Requirement
Using the data beneath, show every line that includes the word "object".

Dataset rows for apps and sites

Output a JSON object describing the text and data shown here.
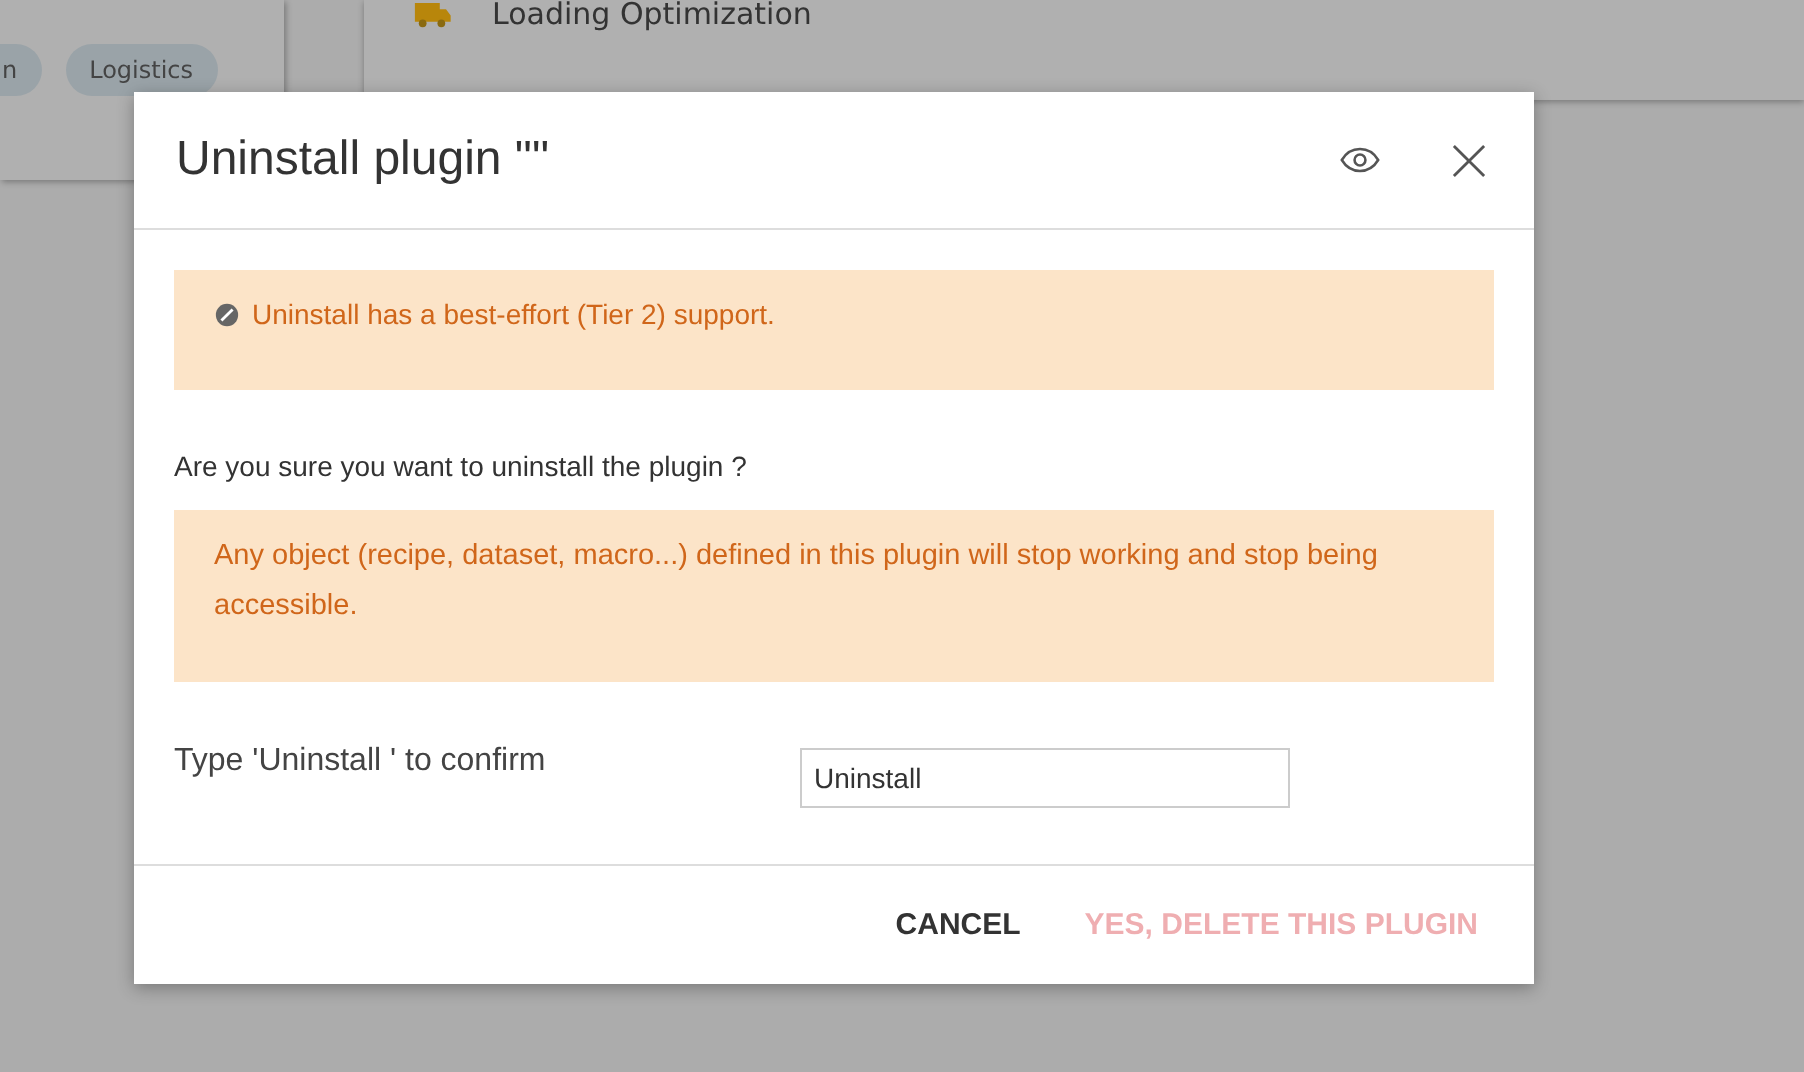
{
  "background": {
    "tags": [
      {
        "label": "n"
      },
      {
        "label": "Logistics"
      }
    ],
    "card_title": "Loading Optimization"
  },
  "dialog": {
    "title": "Uninstall plugin \"\"",
    "notice": "Uninstall has a best-effort (Tier 2) support.",
    "question": "Are you sure you want to uninstall the plugin ?",
    "warning": "Any object (recipe, dataset, macro...) defined in this plugin will stop working and stop being accessible.",
    "confirm_label": "Type 'Uninstall ' to confirm",
    "confirm_value": "Uninstall",
    "buttons": [
      {
        "label": "CANCEL",
        "kind": "cancel",
        "disabled": false
      },
      {
        "label": "YES, DELETE THIS PLUGIN",
        "kind": "danger",
        "disabled": true
      }
    ]
  }
}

Response for this exercise
Output a JSON object describing the text and data shown here.
    "warning": "Any object (recipe, dataset, macro...) defined in this plugin will stop working and stop being accessible.",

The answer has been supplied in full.